When Daisy Lehman of Cleveland brought home her pug puppy last summer, it was with explicit feeding instructions from the breeder. “He told me to transition slowly from the food he’d been giving her to the puppy formula I was planning to give her,” says Lehman. The advice was sound, but Lehman was still not sure what this new puppy food should be.
“Puppies have different nutritional needs than adult and senior dogs,” says Katy Nelson, DVM, a Virginia-based emergency veterinarian. “They need a food specifically formulated for young dogs. They also have size-specific needs.” Small breeds need more protein and calories. Large-breed puppies must have less of both to avoid joint and bone problems as they grow. Below, Nelson offers more advice on what you should look for when choosing a commercial puppy formula for your young best friend.
Prebiotics are nondigestible ingredients (oligosaccharides) that work in the digestive system to help good bacteria thrive and multiply. This is important because good bacteria help with digestion. Without them, the body loses nutrients and ends up with gastrointestinal tract irregularity. “We see it all the time in dogs, particularly puppies, because their immune systems aren’t sturdy,” says Dr. Nelson.
Prebiotics are especially important in pups because they are naturally nervous critters. Events like thunderstorms, vacuuming, or mom and dad going out of town cause quite a lot of stress. This leads to the release of cortisol, which changes bacteria in the system. Prebiotics help to balance out your puppy’s system, promoting the good bacteria over the bad.
Plan on teaching your new dog old tricks? A food containing fish oil, which is naturally rich in DHA (docosahexaenoic acid) may make your task easier. Numerous studies show that when pregnant and nursing mothers take DHA, their puppies are more trainable. “It’s brain food,” says Dr. Nelson.
Fish oil also helps keep a puppy’s skin and coat healthy. Additionally, it benefits the joints and GI tract by reducing inflammation. “It helps with all body systems,” she explains. “I don’t think we’ve reached the tip of the iceberg in understanding its benefits.”
Antioxidants are substances thought to protect cells against the effects of disease-causing free radicals. These free radicals are produced when food is broken down and when there is environmental exposure to toxins.

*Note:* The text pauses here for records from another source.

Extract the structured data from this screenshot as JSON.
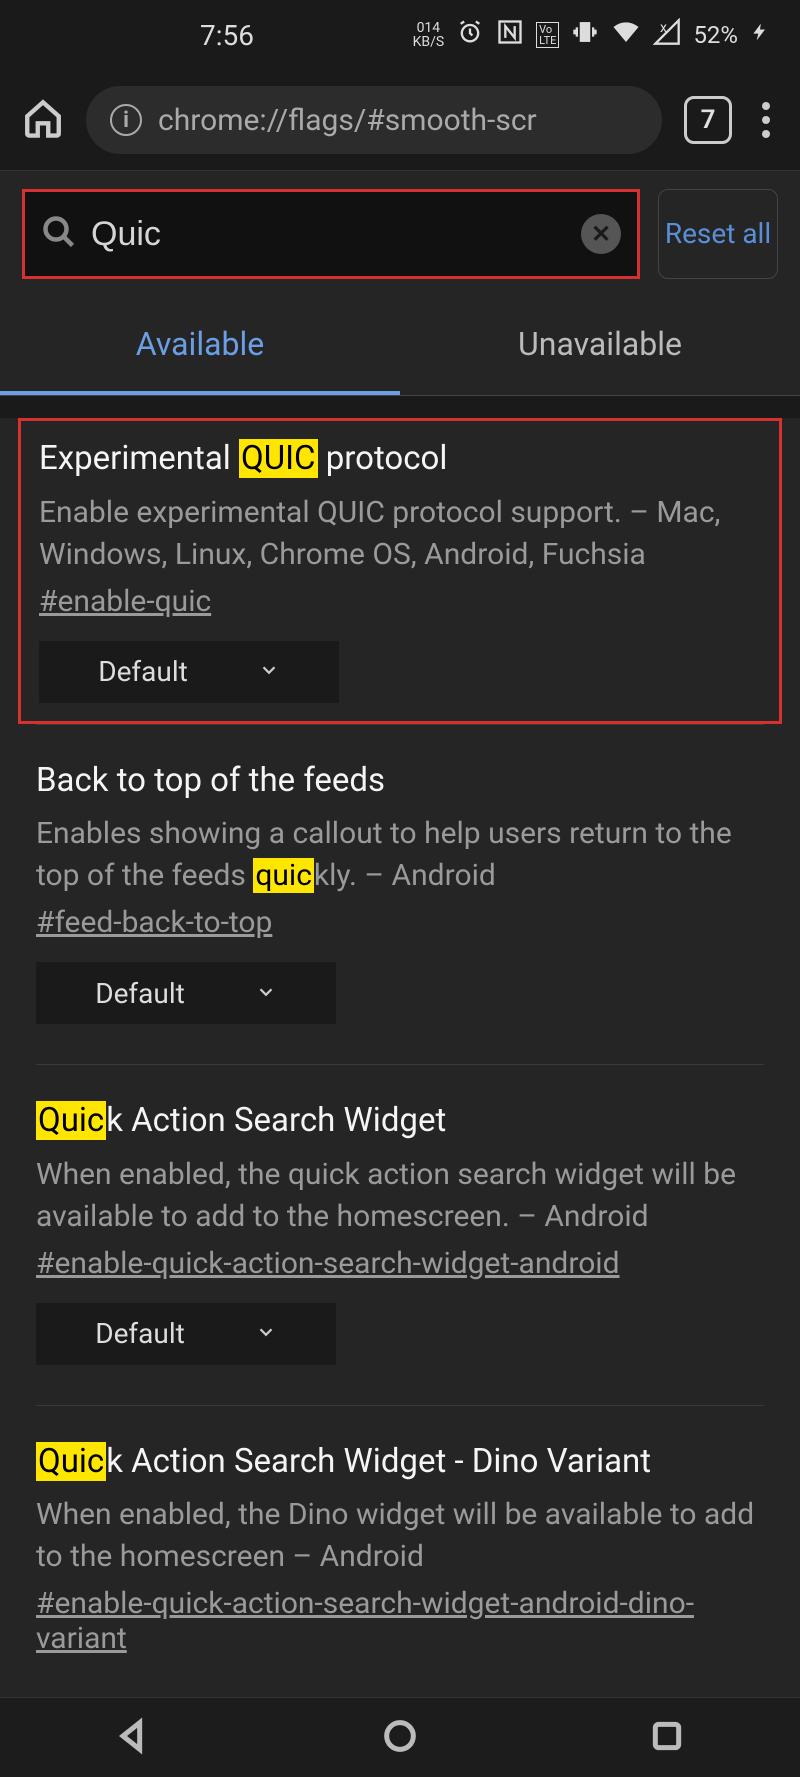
{
  "status": {
    "time": "7:56",
    "kbps_value": "014",
    "kbps_label": "KB/S",
    "volte": "VoLTE",
    "battery": "52%"
  },
  "toolbar": {
    "url": "chrome://flags/#smooth-scr",
    "tab_count": "7"
  },
  "search": {
    "value": "Quic",
    "reset_label": "Reset all"
  },
  "tabs": {
    "available": "Available",
    "unavailable": "Unavailable"
  },
  "flags": [
    {
      "title_pre": "Experimental ",
      "title_hl": "QUIC",
      "title_post": " protocol",
      "desc_pre": "Enable experimental QUIC protocol support. – Mac, Windows, Linux, Chrome OS, Android, Fuchsia",
      "desc_hl": "",
      "desc_post": "",
      "hash": "#enable-quic",
      "dropdown": "Default"
    },
    {
      "title_pre": "Back to top of the feeds",
      "title_hl": "",
      "title_post": "",
      "desc_pre": "Enables showing a callout to help users return to the top of the feeds ",
      "desc_hl": "quic",
      "desc_post": "kly. – Android",
      "hash": "#feed-back-to-top",
      "dropdown": "Default"
    },
    {
      "title_pre": "",
      "title_hl": "Quic",
      "title_post": "k Action Search Widget",
      "desc_pre": "When enabled, the quick action search widget will be available to add to the homescreen. – Android",
      "desc_hl": "",
      "desc_post": "",
      "hash": "#enable-quick-action-search-widget-android",
      "dropdown": "Default"
    },
    {
      "title_pre": "",
      "title_hl": "Quic",
      "title_post": "k Action Search Widget - Dino Variant",
      "desc_pre": "When enabled, the Dino widget will be available to add to the homescreen – Android",
      "desc_hl": "",
      "desc_post": "",
      "hash": "#enable-quick-action-search-widget-android-dino-variant",
      "dropdown": "Default"
    }
  ]
}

Free radicals likely play a role in health problems such as heart disease and cancer, among others. Puppies who take in antioxidants through food are less likely to have growth abnormalities and are generally healthier in the long run.
Protein helps puppies to maintain skin and coat health as well as lean muscle mass, but the jury is still out on what constitutes “high quality.” Puppies need a good-quality protein source, whether human grade or directly below. There’s a bad feeling about byproduct meal in the world, but as long as it’s quality-refined, it’s not actually a bad thing. Skin, liver and spleen are nutritious.
Vitamins and Nutrients
Like human infants, puppies have specific nutrient needs. Calcium and phosphorus need to be in proper balance so that bone development is healthy. The same is true for amino acids and vitamins. Look for a commercial food that has been certified “complete and balanced” by AAFCO (Association of American Feed Control Officials), the FDA of pet foods.
Following her own veterinarian’s advice, similar to Dr. Nelson’s, Daisy Lehman ultimately chose for her pug’s first year a complete and balanced puppy food formulated specially for toy breeds. She’s happy to report that her flat-faced friend has grown into an energetic and healthy pooch that’s now nearing doggie adulthood.
Article written by Author: Darcy Lockman